People are searching for doctors on Google Maps, and the service wants to prevent them from potentially infecting offices and medical specialists with COVID-19, the disease caused by the novel coronavirus. Google Maps now displays a warning for medical facilities that users should call ahead if they suspect they are infected with the novel coronavirus. Tapping through on the warning brings up the Centers for Disease Control and Prevention’s website and a page about what to do if someone is feeling sick. On iOS, the warning shows up on each location’s listing, but on Android devices, it appears in the search results, too.
Google’s been working to ensure people see legitimate information and messaging around COVID-19. Searching Google for “coronavirus” sends people to a curated search results page with resources from the World Health Organization, safety tips, and news updates.
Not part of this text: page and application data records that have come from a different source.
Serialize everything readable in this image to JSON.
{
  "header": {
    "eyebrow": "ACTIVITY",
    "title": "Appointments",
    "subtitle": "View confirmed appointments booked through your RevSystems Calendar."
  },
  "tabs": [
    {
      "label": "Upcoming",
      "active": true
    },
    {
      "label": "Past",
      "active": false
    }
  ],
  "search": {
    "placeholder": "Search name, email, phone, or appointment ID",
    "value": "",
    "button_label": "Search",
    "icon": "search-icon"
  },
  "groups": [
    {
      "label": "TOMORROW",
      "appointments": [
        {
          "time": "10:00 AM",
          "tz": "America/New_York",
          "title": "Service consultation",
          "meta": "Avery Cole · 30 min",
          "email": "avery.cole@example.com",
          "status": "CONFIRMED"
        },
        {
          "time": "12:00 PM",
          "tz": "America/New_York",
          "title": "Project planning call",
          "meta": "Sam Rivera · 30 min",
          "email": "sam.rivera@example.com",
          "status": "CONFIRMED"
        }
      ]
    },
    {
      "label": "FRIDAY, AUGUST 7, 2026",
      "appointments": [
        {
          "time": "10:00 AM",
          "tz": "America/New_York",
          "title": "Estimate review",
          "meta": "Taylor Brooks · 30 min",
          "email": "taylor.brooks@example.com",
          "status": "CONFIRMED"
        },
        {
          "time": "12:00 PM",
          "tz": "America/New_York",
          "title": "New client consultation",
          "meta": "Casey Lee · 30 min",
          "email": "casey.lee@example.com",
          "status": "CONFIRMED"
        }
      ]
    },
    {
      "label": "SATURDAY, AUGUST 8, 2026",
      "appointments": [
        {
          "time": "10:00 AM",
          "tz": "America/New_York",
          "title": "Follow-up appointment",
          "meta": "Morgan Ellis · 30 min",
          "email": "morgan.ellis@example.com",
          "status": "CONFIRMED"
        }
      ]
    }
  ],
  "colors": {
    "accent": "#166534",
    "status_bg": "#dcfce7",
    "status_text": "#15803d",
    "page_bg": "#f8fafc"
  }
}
It implemented that change in January. It’s also building a website that’ll give people information about testing and screening.
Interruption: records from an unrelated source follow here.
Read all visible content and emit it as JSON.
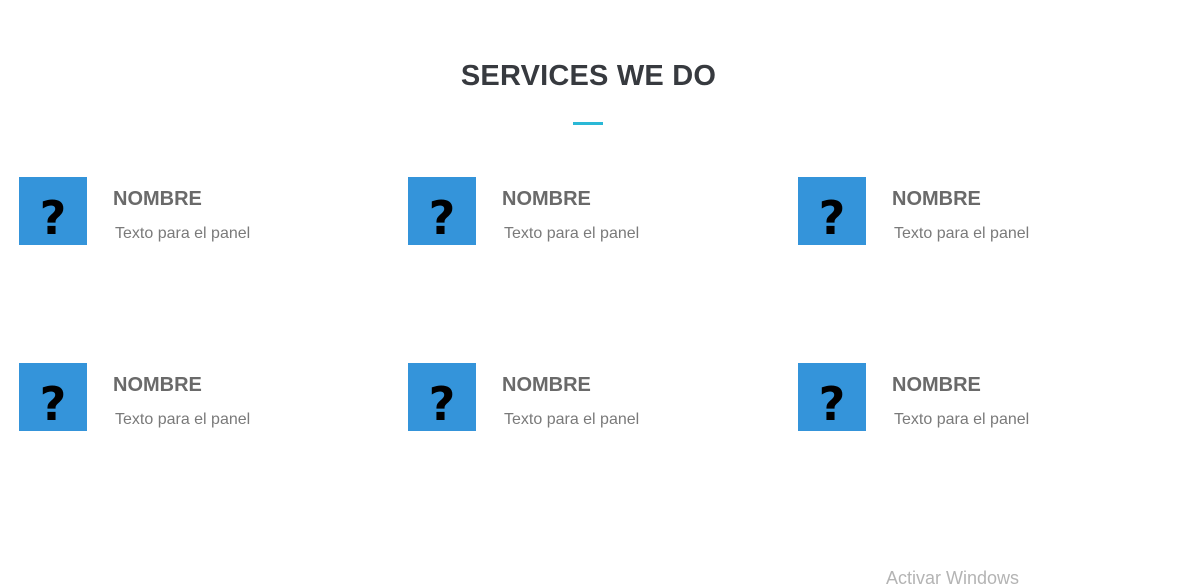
{
  "section": {
    "title": "SERVICES WE DO",
    "accent_color": "#2ab8d6",
    "icon_color": "#3494da"
  },
  "services": [
    {
      "icon": "question-mark-icon",
      "icon_glyph": "?",
      "name": "NOMBRE",
      "text": "Texto para el panel"
    },
    {
      "icon": "question-mark-icon",
      "icon_glyph": "?",
      "name": "NOMBRE",
      "text": "Texto para el panel"
    },
    {
      "icon": "question-mark-icon",
      "icon_glyph": "?",
      "name": "NOMBRE",
      "text": "Texto para el panel"
    },
    {
      "icon": "question-mark-icon",
      "icon_glyph": "?",
      "name": "NOMBRE",
      "text": "Texto para el panel"
    },
    {
      "icon": "question-mark-icon",
      "icon_glyph": "?",
      "name": "NOMBRE",
      "text": "Texto para el panel"
    },
    {
      "icon": "question-mark-icon",
      "icon_glyph": "?",
      "name": "NOMBRE",
      "text": "Texto para el panel"
    }
  ],
  "watermark": {
    "text": "Activar Windows"
  }
}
The company issued a joint statement with six other tech companies, including Facebook, LinkedIn, and Microsoft, committing themselves to keeping misinformation off of their platforms. Still, it’s unclear what these companies are planning to do.
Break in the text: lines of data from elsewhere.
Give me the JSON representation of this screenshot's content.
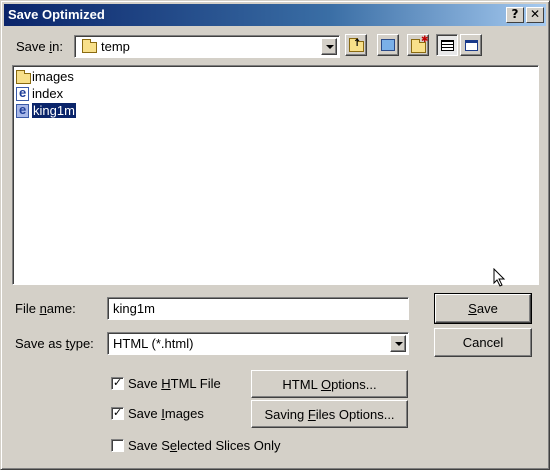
{
  "window": {
    "title": "Save Optimized",
    "help_button": "?",
    "close_button": "✕"
  },
  "save_in": {
    "label_prefix": "Save ",
    "label_mnemonic": "i",
    "label_suffix": "n:",
    "value": "temp"
  },
  "toolbar_icons": [
    "up-folder-icon",
    "desktop-icon",
    "new-folder-icon",
    "list-view-icon",
    "details-view-icon"
  ],
  "files": [
    {
      "name": "images",
      "icon": "folder-icon",
      "selected": false
    },
    {
      "name": "index",
      "icon": "html-file-icon",
      "selected": false
    },
    {
      "name": "king1m",
      "icon": "html-file-icon",
      "selected": true
    }
  ],
  "file_name": {
    "label_prefix": "File ",
    "label_mnemonic": "n",
    "label_suffix": "ame:",
    "value": "king1m"
  },
  "save_as_type": {
    "label_prefix": "Save as ",
    "label_mnemonic": "t",
    "label_suffix": "ype:",
    "value": "HTML (*.html)"
  },
  "buttons": {
    "save_mnemonic": "S",
    "save_rest": "ave",
    "cancel": "Cancel",
    "html_options_prefix": "HTML ",
    "html_options_mnemonic": "O",
    "html_options_suffix": "ptions...",
    "saving_files_prefix": "Saving ",
    "saving_files_mnemonic": "F",
    "saving_files_suffix": "iles Options..."
  },
  "checkboxes": {
    "save_html": {
      "prefix": "Save ",
      "mnemonic": "H",
      "suffix": "TML File",
      "checked": true,
      "mark": "✓"
    },
    "save_images": {
      "prefix": "Save ",
      "mnemonic": "I",
      "suffix": "mages",
      "checked": true,
      "mark": "✓"
    },
    "save_selected": {
      "prefix": "Save S",
      "mnemonic": "e",
      "suffix": "lected Slices Only",
      "checked": false,
      "mark": ""
    }
  }
}
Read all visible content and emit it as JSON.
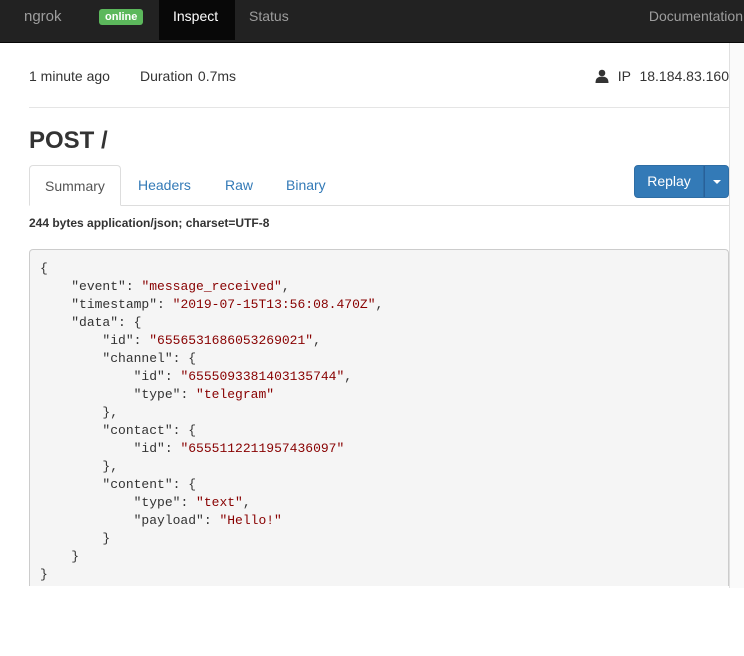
{
  "navbar": {
    "brand": "ngrok",
    "status_badge": "online",
    "links": {
      "inspect": "Inspect",
      "status": "Status",
      "documentation": "Documentation"
    }
  },
  "request": {
    "time_ago": "1 minute ago",
    "duration_label": "Duration",
    "duration_value": "0.7ms",
    "ip_label": "IP",
    "ip_value": "18.184.83.160",
    "title": "POST /"
  },
  "tabs": {
    "summary": "Summary",
    "headers": "Headers",
    "raw": "Raw",
    "binary": "Binary"
  },
  "replay_label": "Replay",
  "body_info": "244 bytes application/json; charset=UTF-8",
  "code": {
    "l1": "{",
    "l2_key": "\"event\"",
    "l2_val": "\"message_received\"",
    "l3_key": "\"timestamp\"",
    "l3_val": "\"2019-07-15T13:56:08.470Z\"",
    "l4_key": "\"data\"",
    "l5_key": "\"id\"",
    "l5_val": "\"6556531686053269021\"",
    "l6_key": "\"channel\"",
    "l7_key": "\"id\"",
    "l7_val": "\"6555093381403135744\"",
    "l8_key": "\"type\"",
    "l8_val": "\"telegram\"",
    "l10_key": "\"contact\"",
    "l11_key": "\"id\"",
    "l11_val": "\"6555112211957436097\"",
    "l13_key": "\"content\"",
    "l14_key": "\"type\"",
    "l14_val": "\"text\"",
    "l15_key": "\"payload\"",
    "l15_val": "\"Hello!\""
  },
  "colors": {
    "navbar_bg": "#222222",
    "online_badge": "#5cb85c",
    "primary_button": "#337ab7",
    "json_string": "#880000",
    "link": "#337ab7"
  },
  "icons": {
    "user": "user-icon",
    "dropdown": "caret-down-icon"
  }
}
Twitter told The Verge that it will start providing nongovernmental organizations advertising credits to boost public health campaigns and warned that their elevated moderation efforts could result in some enforcement “mistakes.” Part of this campaign might simply be putting legitimate information and PSAs front and center in their products, as Google is now doing with Google Maps.